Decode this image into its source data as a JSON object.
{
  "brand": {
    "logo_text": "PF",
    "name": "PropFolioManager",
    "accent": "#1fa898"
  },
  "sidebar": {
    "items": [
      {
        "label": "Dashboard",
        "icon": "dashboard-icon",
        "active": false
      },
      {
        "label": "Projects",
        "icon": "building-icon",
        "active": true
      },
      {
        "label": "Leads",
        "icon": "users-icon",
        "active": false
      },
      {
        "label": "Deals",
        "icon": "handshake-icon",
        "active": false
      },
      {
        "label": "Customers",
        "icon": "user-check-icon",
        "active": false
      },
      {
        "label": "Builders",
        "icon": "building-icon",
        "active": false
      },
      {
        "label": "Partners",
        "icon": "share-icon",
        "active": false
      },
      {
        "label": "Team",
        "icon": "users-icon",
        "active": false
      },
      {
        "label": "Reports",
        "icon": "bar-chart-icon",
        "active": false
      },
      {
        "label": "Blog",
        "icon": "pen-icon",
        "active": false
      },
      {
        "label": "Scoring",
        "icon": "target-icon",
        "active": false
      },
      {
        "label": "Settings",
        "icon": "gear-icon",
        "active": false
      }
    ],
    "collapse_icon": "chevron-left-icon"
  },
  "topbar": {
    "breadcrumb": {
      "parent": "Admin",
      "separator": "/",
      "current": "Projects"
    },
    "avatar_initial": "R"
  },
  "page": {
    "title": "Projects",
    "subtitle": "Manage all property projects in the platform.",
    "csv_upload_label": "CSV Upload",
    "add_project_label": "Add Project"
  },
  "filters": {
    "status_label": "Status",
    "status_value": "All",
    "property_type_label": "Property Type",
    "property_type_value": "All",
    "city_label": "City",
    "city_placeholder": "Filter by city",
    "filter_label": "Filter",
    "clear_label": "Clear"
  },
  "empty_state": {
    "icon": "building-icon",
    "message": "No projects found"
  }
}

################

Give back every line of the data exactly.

### SOLUTION TO THIS EXERCISE
Decode this image into its source data as a JSON object.
{
  "brand": {
    "logo_text": "PF",
    "name": "PropFolioManager",
    "accent": "#1fa898"
  },
  "sidebar": {
    "items": [
      {
        "label": "Dashboard",
        "icon": "dashboard-icon",
        "active": false
      },
      {
        "label": "Projects",
        "icon": "building-icon",
        "active": true
      },
      {
        "label": "Leads",
        "icon": "users-icon",
        "active": false
      },
      {
        "label": "Deals",
        "icon": "handshake-icon",
        "active": false
      },
      {
        "label": "Customers",
        "icon": "user-check-icon",
        "active": false
      },
      {
        "label": "Builders",
        "icon": "building-icon",
        "active": false
      },
      {
        "label": "Partners",
        "icon": "share-icon",
        "active": false
      },
      {
        "label": "Team",
        "icon": "users-icon",
        "active": false
      },
      {
        "label": "Reports",
        "icon": "bar-chart-icon",
        "active": false
      },
      {
        "label": "Blog",
        "icon": "pen-icon",
        "active": false
      },
      {
        "label": "Scoring",
        "icon": "target-icon",
        "active": false
      },
      {
        "label": "Settings",
        "icon": "gear-icon",
        "active": false
      }
    ],
    "collapse_icon": "chevron-left-icon"
  },
  "topbar": {
    "breadcrumb": {
      "parent": "Admin",
      "separator": "/",
      "current": "Projects"
    },
    "avatar_initial": "R"
  },
  "page": {
    "title": "Projects",
    "subtitle": "Manage all property projects in the platform.",
    "csv_upload_label": "CSV Upload",
    "add_project_label": "Add Project"
  },
  "filters": {
    "status_label": "Status",
    "status_value": "All",
    "property_type_label": "Property Type",
    "property_type_value": "All",
    "city_label": "City",
    "city_placeholder": "Filter by city",
    "filter_label": "Filter",
    "clear_label": "Clear"
  },
  "empty_state": {
    "icon": "building-icon",
    "message": "No projects found"
  }
}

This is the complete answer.